[ENTRIES SUPPLIED — start]
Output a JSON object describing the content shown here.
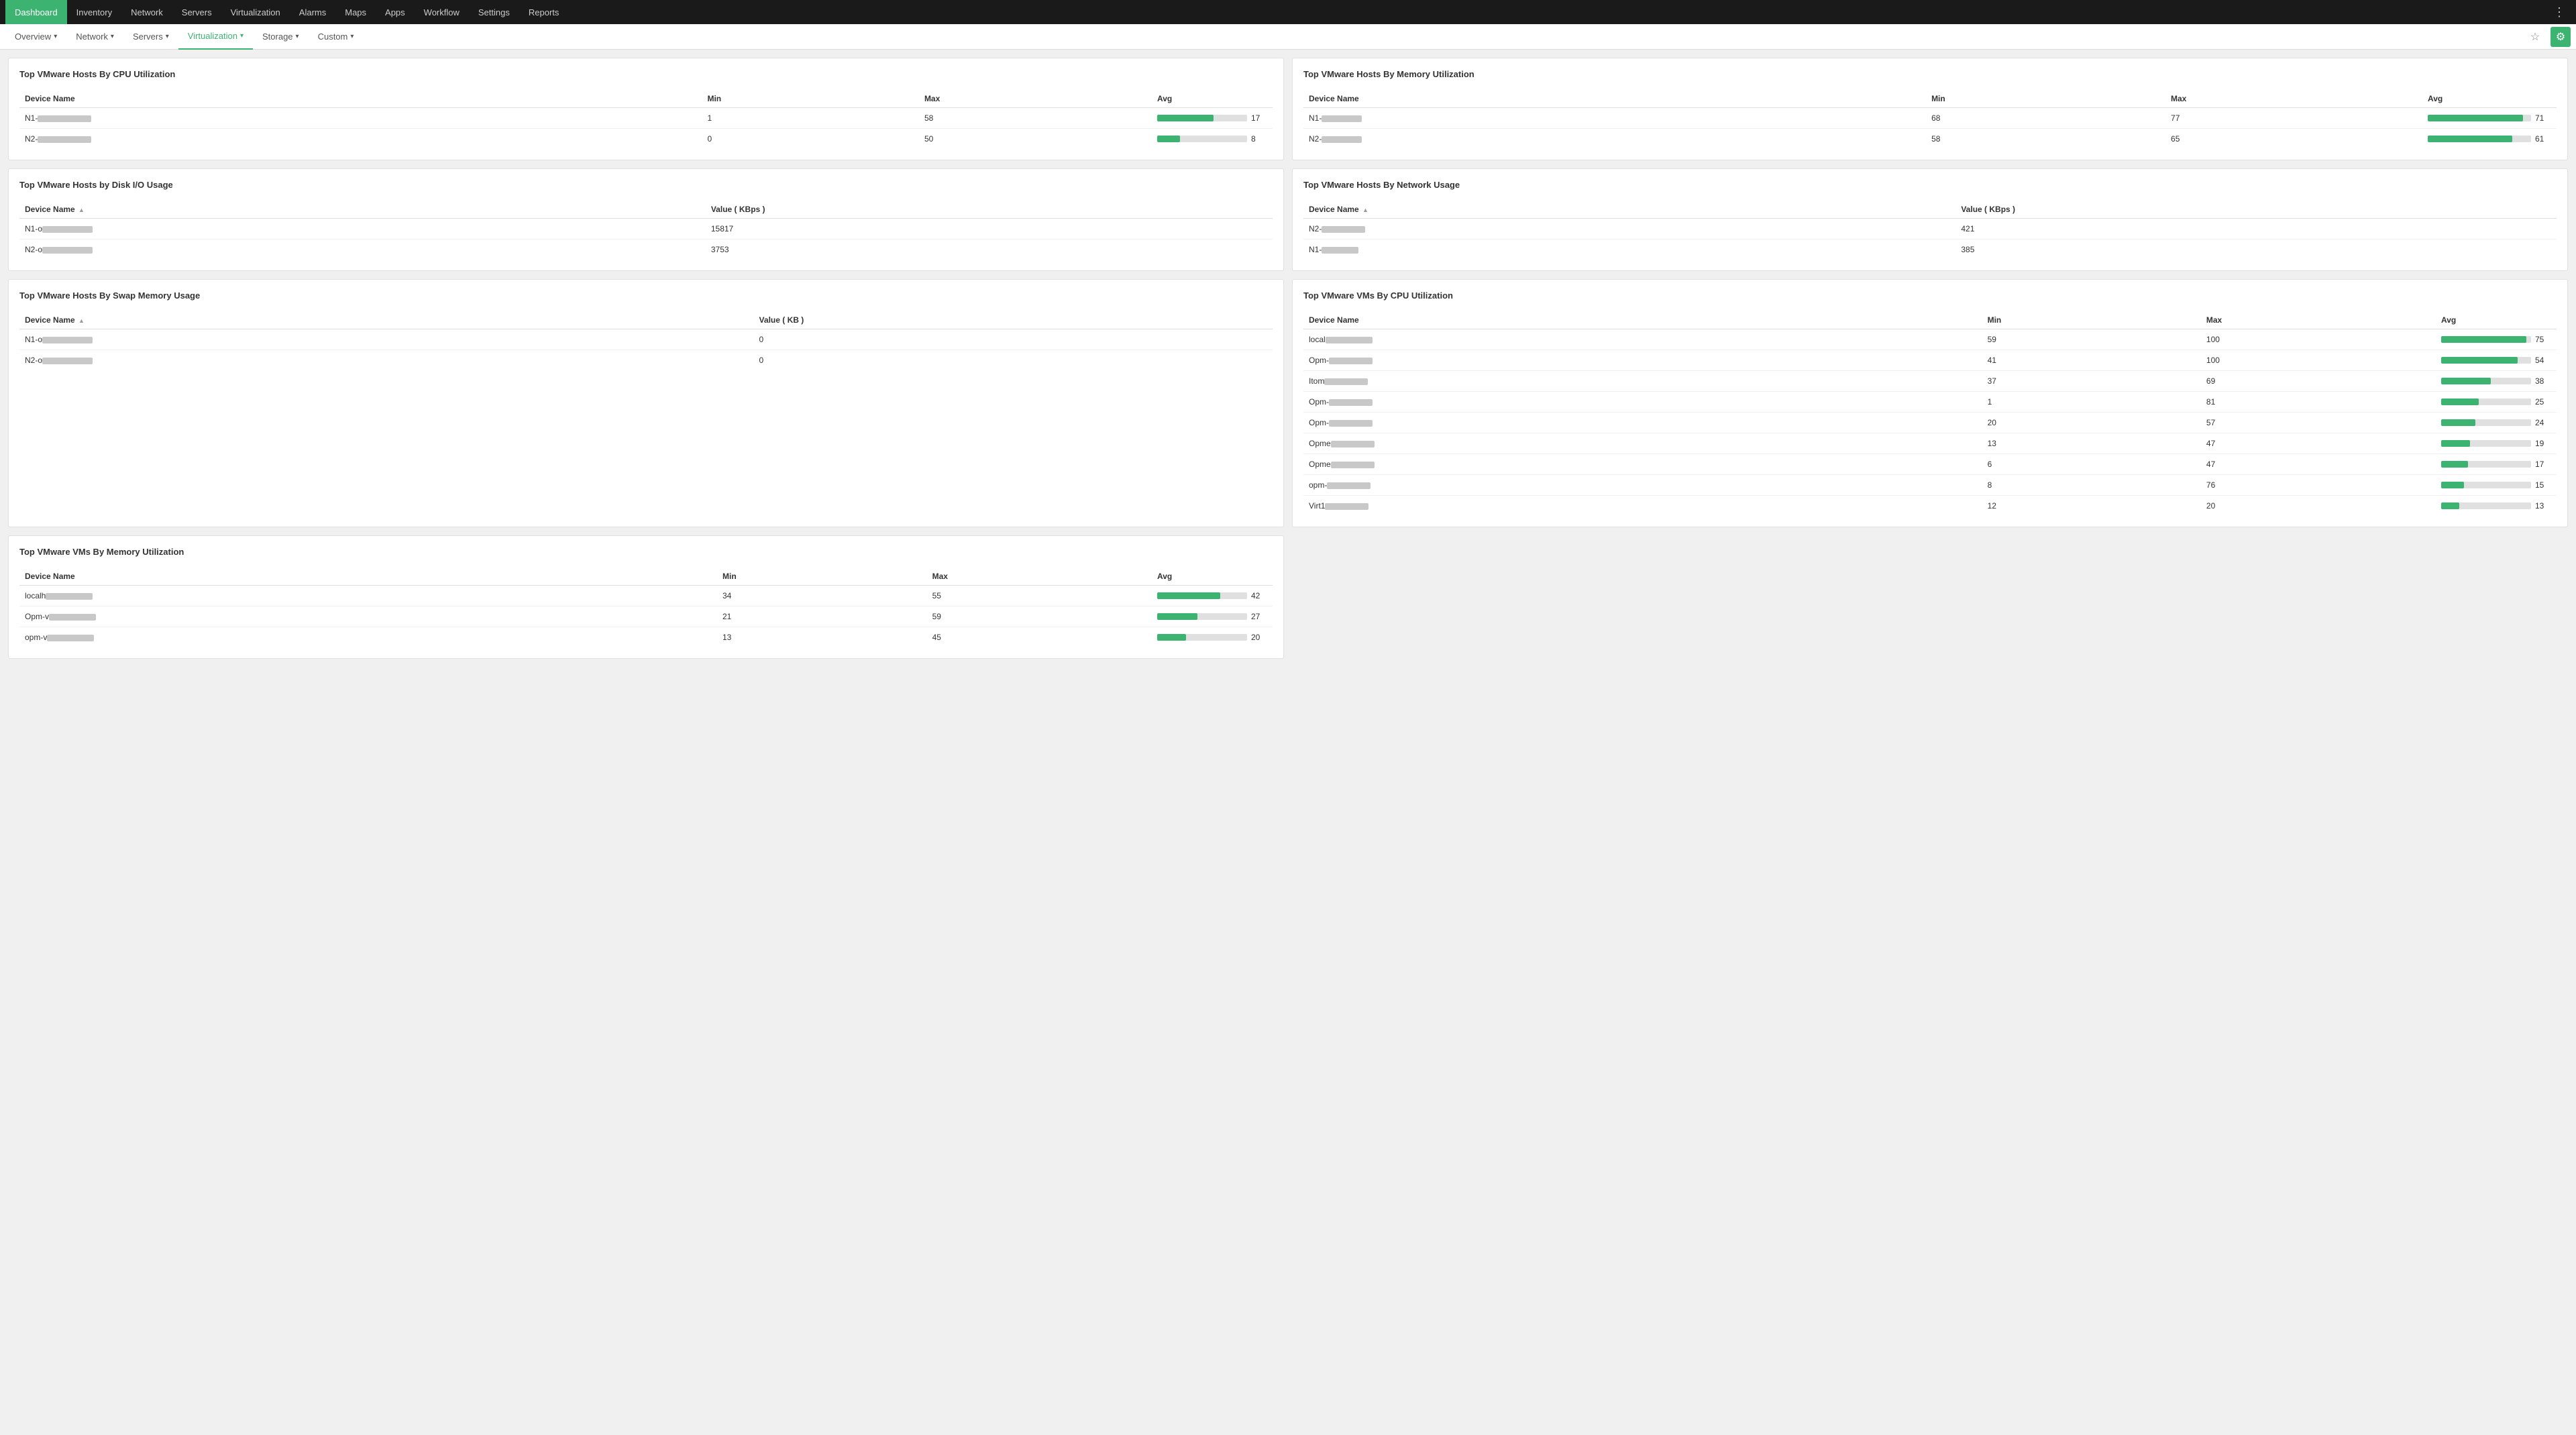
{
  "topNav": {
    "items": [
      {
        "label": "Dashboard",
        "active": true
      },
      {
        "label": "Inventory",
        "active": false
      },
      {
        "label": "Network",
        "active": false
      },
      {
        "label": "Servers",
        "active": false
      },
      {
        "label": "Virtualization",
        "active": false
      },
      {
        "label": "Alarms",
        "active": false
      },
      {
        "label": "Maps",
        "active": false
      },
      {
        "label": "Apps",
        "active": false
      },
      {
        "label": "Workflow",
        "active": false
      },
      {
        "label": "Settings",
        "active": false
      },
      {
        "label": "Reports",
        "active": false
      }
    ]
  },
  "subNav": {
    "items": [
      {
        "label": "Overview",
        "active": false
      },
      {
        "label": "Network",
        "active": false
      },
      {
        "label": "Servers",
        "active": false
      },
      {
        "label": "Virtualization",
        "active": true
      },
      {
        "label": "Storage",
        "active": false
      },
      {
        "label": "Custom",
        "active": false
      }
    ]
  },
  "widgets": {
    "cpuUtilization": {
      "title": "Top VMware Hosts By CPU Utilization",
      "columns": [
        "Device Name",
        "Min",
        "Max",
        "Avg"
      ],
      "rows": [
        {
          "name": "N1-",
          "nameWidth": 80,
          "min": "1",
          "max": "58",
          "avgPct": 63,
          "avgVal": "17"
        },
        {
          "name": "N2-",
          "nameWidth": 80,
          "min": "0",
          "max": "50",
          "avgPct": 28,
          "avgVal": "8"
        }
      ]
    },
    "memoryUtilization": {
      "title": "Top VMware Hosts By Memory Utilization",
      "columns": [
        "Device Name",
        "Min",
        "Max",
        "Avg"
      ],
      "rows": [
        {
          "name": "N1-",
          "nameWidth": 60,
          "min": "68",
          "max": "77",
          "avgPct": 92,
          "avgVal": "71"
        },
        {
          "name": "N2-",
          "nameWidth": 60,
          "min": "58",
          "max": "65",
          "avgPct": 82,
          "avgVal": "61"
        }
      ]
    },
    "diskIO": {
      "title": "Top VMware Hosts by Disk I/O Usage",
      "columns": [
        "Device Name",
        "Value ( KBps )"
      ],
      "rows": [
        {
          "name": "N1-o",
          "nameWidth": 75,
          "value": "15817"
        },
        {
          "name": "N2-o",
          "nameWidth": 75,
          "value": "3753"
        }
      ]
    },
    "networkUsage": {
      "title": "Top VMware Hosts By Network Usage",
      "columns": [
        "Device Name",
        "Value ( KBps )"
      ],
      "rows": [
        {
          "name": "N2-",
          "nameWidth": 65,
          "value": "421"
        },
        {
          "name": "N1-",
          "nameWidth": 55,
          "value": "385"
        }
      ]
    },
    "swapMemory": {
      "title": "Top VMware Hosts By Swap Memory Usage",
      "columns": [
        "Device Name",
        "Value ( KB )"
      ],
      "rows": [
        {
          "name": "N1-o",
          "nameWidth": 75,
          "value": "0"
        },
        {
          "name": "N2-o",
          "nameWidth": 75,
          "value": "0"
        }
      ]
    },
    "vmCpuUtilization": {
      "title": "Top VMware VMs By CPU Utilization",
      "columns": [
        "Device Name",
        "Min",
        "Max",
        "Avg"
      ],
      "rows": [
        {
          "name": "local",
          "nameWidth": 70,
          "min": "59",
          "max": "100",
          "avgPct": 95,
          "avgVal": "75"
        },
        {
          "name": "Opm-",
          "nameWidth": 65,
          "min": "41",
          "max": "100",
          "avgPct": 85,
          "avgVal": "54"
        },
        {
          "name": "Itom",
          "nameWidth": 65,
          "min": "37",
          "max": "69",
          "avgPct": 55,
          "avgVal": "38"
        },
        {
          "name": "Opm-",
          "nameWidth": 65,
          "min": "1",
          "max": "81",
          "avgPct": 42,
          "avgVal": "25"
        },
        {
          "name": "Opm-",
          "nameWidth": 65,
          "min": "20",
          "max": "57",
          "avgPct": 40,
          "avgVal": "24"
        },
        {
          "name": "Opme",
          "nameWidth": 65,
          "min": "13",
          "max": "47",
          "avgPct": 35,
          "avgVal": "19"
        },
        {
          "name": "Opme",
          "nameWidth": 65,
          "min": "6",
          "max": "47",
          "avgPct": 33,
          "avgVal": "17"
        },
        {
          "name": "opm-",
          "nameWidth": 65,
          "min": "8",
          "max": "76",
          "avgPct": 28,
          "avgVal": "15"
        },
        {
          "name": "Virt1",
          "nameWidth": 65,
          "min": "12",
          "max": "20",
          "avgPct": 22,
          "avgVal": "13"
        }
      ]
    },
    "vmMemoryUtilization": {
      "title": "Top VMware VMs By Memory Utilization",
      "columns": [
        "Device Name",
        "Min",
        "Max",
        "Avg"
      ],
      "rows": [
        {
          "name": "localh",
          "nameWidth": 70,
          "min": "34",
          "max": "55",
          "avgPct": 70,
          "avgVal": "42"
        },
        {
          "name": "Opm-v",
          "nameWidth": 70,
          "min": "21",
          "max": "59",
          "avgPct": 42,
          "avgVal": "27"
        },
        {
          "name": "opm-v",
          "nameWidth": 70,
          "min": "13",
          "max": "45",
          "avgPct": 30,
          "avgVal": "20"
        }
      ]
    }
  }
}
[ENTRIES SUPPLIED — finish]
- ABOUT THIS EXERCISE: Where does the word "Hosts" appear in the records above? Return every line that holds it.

- EXERCISE RESULT:
      "title": "Top VMware Hosts By CPU Utilization",
      "title": "Top VMware Hosts By Memory Utilization",
      "title": "Top VMware Hosts by Disk I/O Usage",
      "title": "Top VMware Hosts By Network Usage",
      "title": "Top VMware Hosts By Swap Memory Usage",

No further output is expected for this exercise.